Google announced the Chrome Web Store at the Google I/O conference in San Francisco on Wednesday. It is a place to find and install programs that run in the Chrome browser, and most likely in the Chrome operating system in the near future. So it's Web-based software. Or SaaS.
Now why do we care about this when we can easily just go to a Web site and accomplish the same thing? I'm not really sure. Do I need a Mint application that only runs in Chrome when I can just go to Mint.com? Aren't Web sites already built like Web apps these days?
Google's Web Store page says the advantage of a browser app is that it adds "a convenient shortcut" for "quickly accessing the app. Installed web apps can also request advanced HTML5 permissions."
That doesn't really answer my question but I'm also not a developer. So is this mostly for gaming? Or just a stepping stone for the full-blown version of the Chrome operating system, which we have yet to see? Maybe developers can see value here that I cannot. Feel free to post your postulations in the comments section.
Other links from Wednesday afternoon's show:
EU slaps chipmakers with a hefty fine for price fixing
Barnes and Noble announces Pubit! for self publishing books
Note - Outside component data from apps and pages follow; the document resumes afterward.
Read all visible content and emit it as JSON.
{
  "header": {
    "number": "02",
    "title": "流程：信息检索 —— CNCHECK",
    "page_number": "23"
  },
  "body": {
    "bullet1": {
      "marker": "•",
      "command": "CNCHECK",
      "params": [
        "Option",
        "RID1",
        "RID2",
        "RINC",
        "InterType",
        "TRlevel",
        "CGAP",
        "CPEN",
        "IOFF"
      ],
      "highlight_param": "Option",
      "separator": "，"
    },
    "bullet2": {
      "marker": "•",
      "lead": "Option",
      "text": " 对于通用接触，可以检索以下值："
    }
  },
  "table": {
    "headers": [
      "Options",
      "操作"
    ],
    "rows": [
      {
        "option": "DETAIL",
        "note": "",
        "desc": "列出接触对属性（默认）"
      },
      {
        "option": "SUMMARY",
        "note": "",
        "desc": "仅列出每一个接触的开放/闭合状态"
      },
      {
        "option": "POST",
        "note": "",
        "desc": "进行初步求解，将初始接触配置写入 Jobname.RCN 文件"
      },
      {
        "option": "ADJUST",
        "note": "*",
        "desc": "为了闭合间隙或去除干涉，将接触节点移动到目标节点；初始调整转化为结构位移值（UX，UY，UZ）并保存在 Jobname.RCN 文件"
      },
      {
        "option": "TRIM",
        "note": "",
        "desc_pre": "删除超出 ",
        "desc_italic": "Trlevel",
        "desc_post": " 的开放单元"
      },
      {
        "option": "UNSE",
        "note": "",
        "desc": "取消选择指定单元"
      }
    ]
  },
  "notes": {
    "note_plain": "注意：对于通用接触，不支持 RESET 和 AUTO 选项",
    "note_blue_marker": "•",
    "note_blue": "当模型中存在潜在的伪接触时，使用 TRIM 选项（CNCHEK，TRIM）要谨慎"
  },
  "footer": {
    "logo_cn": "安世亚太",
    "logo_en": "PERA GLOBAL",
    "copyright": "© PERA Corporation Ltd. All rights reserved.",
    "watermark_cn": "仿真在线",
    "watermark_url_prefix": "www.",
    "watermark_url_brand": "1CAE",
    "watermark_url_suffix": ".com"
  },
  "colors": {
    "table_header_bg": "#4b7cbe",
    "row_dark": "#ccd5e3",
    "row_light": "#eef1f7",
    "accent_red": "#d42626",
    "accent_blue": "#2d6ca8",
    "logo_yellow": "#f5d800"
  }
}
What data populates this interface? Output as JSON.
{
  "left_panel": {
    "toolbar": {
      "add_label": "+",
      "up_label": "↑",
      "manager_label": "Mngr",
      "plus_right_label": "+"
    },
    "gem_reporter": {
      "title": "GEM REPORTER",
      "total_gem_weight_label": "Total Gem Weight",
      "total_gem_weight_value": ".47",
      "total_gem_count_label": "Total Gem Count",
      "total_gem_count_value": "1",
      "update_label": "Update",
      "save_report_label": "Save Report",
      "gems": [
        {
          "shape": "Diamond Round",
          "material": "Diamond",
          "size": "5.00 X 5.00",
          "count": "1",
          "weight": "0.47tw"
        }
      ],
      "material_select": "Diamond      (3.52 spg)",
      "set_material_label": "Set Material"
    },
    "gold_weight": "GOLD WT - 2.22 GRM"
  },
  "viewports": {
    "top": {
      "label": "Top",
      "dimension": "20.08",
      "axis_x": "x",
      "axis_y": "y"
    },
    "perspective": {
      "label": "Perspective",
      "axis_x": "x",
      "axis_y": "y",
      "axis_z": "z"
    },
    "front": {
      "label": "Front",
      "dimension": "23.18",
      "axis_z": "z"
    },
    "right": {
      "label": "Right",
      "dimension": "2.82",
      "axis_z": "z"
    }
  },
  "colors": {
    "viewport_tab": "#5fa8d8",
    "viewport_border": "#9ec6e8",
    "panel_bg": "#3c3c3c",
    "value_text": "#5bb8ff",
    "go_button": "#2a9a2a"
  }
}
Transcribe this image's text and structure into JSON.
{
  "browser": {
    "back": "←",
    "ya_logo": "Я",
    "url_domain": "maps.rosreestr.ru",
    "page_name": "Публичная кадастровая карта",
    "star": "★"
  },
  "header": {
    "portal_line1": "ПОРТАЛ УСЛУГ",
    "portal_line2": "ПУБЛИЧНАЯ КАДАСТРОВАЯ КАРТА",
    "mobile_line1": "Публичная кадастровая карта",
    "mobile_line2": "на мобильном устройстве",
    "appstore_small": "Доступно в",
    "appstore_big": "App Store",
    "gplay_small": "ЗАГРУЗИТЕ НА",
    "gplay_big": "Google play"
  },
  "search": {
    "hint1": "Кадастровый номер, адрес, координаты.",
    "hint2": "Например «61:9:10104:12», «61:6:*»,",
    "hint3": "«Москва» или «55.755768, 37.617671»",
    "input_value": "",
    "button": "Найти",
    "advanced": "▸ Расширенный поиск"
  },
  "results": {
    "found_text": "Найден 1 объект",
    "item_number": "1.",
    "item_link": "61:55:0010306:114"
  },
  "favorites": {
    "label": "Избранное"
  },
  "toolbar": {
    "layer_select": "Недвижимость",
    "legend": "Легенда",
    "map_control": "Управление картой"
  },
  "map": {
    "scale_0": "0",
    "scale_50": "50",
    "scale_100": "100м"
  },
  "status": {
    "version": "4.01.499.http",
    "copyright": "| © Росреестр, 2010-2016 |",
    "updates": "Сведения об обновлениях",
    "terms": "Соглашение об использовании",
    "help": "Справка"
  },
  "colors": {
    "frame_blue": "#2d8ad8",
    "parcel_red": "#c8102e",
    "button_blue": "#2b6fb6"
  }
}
Shutterfly lets you make photo books from Facebook albums
Togetherville aims to be the Facebook for kiddos